• Data excerpts:

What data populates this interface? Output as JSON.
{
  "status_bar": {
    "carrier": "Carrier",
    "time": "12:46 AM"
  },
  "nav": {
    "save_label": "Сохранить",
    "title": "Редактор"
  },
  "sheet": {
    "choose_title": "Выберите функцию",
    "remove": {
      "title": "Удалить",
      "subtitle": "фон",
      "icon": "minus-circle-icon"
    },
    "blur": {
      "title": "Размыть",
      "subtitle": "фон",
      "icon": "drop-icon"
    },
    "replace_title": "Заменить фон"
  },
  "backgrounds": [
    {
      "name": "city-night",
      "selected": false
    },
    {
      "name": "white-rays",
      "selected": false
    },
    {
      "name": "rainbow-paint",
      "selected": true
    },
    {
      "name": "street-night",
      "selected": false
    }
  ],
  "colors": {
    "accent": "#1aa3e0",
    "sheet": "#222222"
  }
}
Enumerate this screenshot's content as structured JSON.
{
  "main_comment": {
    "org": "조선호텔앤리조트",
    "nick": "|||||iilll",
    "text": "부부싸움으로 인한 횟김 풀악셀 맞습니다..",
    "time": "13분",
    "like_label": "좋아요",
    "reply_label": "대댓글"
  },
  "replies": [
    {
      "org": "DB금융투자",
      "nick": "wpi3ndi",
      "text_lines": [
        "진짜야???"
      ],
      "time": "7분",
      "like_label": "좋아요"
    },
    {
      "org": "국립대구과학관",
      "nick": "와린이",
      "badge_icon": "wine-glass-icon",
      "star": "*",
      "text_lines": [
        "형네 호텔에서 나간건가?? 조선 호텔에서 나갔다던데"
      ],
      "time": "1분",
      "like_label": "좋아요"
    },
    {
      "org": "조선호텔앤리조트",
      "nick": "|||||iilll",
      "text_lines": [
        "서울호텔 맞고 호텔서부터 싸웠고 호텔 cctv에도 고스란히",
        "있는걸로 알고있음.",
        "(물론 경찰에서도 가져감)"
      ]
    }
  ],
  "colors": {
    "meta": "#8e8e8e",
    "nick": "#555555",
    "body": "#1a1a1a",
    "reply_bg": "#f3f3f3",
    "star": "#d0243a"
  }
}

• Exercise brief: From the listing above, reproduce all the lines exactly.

• Solution for this problem:
What data populates this interface? Output as JSON.
{
  "status_bar": {
    "carrier": "Carrier",
    "time": "12:46 AM"
  },
  "nav": {
    "save_label": "Сохранить",
    "title": "Редактор"
  },
  "sheet": {
    "choose_title": "Выберите функцию",
    "remove": {
      "title": "Удалить",
      "subtitle": "фон",
      "icon": "minus-circle-icon"
    },
    "blur": {
      "title": "Размыть",
      "subtitle": "фон",
      "icon": "drop-icon"
    },
    "replace_title": "Заменить фон"
  },
  "backgrounds": [
    {
      "name": "city-night",
      "selected": false
    },
    {
      "name": "white-rays",
      "selected": false
    },
    {
      "name": "rainbow-paint",
      "selected": true
    },
    {
      "name": "street-night",
      "selected": false
    }
  ],
  "colors": {
    "accent": "#1aa3e0",
    "sheet": "#222222"
  }
}
Enumerate this screenshot's content as structured JSON.
{
  "main_comment": {
    "org": "조선호텔앤리조트",
    "nick": "|||||iilll",
    "text": "부부싸움으로 인한 횟김 풀악셀 맞습니다..",
    "time": "13분",
    "like_label": "좋아요",
    "reply_label": "대댓글"
  },
  "replies": [
    {
      "org": "DB금융투자",
      "nick": "wpi3ndi",
      "text_lines": [
        "진짜야???"
      ],
      "time": "7분",
      "like_label": "좋아요"
    },
    {
      "org": "국립대구과학관",
      "nick": "와린이",
      "badge_icon": "wine-glass-icon",
      "star": "*",
      "text_lines": [
        "형네 호텔에서 나간건가?? 조선 호텔에서 나갔다던데"
      ],
      "time": "1분",
      "like_label": "좋아요"
    },
    {
      "org": "조선호텔앤리조트",
      "nick": "|||||iilll",
      "text_lines": [
        "서울호텔 맞고 호텔서부터 싸웠고 호텔 cctv에도 고스란히",
        "있는걸로 알고있음.",
        "(물론 경찰에서도 가져감)"
      ]
    }
  ],
  "colors": {
    "meta": "#8e8e8e",
    "nick": "#555555",
    "body": "#1a1a1a",
    "reply_bg": "#f3f3f3",
    "star": "#d0243a"
  }
}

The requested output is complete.